■ Assigned task:
Every line in the data below that includes "text" belongs in the answer, copied as it stands.

■ Excerpted data:
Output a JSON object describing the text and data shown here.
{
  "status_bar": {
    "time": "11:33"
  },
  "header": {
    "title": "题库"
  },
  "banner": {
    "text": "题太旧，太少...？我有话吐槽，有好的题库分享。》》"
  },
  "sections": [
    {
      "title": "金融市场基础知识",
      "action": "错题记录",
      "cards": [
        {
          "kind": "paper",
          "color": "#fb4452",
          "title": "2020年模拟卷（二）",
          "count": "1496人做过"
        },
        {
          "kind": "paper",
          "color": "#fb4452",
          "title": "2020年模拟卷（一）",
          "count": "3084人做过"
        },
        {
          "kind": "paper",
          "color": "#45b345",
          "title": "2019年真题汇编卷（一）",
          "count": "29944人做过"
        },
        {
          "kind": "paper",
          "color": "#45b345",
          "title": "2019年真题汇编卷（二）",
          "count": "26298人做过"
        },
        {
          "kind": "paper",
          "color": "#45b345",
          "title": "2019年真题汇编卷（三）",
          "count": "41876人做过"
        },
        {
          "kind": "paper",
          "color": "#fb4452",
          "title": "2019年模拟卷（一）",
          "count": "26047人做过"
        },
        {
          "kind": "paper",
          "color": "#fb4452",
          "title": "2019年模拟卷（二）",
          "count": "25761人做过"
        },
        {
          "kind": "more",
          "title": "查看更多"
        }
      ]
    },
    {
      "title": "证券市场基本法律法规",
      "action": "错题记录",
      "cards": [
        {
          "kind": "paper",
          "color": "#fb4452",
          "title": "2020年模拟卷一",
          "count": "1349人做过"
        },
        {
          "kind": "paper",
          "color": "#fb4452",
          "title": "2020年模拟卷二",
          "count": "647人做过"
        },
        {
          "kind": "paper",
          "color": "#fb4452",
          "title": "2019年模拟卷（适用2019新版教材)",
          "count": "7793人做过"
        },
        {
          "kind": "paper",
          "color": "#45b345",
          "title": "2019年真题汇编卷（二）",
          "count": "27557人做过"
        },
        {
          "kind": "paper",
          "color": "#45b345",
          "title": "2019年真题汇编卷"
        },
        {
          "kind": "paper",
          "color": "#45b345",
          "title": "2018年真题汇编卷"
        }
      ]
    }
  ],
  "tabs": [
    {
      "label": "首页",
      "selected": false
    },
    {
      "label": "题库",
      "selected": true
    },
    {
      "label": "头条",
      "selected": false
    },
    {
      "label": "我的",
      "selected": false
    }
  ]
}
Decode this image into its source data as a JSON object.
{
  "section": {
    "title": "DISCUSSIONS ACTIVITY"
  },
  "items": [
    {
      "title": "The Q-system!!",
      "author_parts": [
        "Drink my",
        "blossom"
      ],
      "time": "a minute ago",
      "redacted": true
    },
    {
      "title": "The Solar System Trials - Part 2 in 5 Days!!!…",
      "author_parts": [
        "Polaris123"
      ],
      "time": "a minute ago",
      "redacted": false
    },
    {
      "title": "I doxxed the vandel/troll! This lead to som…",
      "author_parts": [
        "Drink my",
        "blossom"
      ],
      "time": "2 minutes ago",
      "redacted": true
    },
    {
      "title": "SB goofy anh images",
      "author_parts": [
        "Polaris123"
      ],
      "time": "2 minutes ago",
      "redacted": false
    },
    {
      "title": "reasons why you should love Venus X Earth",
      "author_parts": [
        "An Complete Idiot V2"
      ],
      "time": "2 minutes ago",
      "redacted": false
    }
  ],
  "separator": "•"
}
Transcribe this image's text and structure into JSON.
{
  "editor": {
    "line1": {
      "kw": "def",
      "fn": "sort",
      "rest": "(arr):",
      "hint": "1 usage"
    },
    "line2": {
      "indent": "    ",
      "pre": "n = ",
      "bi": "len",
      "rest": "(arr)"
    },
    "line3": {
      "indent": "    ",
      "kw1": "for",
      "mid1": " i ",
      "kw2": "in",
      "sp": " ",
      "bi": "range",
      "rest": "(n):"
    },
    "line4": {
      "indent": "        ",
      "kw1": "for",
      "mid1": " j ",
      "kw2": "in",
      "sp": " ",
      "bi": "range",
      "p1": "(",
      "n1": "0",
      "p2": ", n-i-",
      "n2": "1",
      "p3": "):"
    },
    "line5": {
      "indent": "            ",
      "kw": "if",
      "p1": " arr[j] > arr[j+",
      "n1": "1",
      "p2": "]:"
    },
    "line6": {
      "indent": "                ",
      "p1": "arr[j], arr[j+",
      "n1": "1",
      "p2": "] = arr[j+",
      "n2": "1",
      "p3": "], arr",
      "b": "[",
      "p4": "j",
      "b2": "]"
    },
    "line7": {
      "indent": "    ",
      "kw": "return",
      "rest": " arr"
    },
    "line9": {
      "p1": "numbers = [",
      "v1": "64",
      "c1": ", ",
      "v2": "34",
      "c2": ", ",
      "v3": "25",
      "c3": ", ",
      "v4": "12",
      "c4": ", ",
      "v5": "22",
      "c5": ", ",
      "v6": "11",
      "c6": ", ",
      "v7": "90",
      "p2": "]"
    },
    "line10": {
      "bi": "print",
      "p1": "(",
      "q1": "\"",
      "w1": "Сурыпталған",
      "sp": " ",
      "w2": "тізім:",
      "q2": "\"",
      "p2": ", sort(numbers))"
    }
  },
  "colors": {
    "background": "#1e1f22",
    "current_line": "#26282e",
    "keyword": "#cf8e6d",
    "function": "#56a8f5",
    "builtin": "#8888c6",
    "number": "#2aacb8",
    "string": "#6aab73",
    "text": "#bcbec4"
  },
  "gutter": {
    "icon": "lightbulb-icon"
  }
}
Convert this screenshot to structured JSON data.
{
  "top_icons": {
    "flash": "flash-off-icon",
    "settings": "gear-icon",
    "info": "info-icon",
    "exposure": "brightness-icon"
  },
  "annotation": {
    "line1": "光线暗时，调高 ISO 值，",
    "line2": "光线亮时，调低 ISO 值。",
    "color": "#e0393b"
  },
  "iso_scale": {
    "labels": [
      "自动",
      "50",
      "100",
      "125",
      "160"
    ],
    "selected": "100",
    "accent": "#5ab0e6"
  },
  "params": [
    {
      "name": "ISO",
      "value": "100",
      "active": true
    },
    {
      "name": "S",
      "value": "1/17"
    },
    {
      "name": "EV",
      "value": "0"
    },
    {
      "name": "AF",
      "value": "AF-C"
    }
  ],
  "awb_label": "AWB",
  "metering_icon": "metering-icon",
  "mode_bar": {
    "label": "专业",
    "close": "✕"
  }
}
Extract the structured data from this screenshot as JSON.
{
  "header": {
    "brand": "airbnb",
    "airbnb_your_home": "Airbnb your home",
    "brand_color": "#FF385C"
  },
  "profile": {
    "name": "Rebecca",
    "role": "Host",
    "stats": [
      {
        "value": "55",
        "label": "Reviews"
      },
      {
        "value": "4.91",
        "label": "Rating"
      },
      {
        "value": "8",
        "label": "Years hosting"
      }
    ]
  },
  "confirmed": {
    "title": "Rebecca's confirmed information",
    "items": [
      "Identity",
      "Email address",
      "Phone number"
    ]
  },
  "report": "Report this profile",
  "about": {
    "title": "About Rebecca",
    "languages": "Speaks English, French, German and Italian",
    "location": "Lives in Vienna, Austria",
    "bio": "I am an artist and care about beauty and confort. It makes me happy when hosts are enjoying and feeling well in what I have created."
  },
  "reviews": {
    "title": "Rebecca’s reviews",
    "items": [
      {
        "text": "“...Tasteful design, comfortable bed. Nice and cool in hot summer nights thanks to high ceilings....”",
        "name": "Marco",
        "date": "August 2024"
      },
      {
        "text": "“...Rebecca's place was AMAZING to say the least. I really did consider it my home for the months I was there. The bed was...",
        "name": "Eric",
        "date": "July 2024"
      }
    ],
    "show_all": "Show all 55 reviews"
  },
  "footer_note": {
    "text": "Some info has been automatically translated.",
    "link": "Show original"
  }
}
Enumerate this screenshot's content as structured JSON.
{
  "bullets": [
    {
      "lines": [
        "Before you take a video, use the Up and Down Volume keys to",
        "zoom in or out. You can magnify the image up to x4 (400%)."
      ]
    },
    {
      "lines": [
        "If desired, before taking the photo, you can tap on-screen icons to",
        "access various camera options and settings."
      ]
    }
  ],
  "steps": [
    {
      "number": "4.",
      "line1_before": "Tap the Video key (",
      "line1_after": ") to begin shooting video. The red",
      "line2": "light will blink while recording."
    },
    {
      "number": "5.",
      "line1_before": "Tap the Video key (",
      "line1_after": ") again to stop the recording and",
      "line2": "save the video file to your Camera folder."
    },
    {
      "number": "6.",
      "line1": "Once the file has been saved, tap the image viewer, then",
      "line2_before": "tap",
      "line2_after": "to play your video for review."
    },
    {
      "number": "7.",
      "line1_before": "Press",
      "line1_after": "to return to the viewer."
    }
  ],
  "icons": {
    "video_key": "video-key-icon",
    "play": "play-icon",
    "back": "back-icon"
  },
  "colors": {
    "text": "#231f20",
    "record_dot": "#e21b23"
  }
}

■ Answer:
Output a JSON object describing the text and data shown here.
    "text": "题太旧，太少...？我有话吐槽，有好的题库分享。》》"
Transcribe this image's text and structure into JSON.
    "text": "#bcbec4"
        "text": "“...Tasteful design, comfortable bed. Nice and cool in hot summer nights thanks to high ceilings....”",
        "text": "“...Rebecca's place was AMAZING to say the least. I really did consider it my home for the months I was there. The bed was...",
    "text": "Some info has been automatically translated.",
    "text": "#231f20",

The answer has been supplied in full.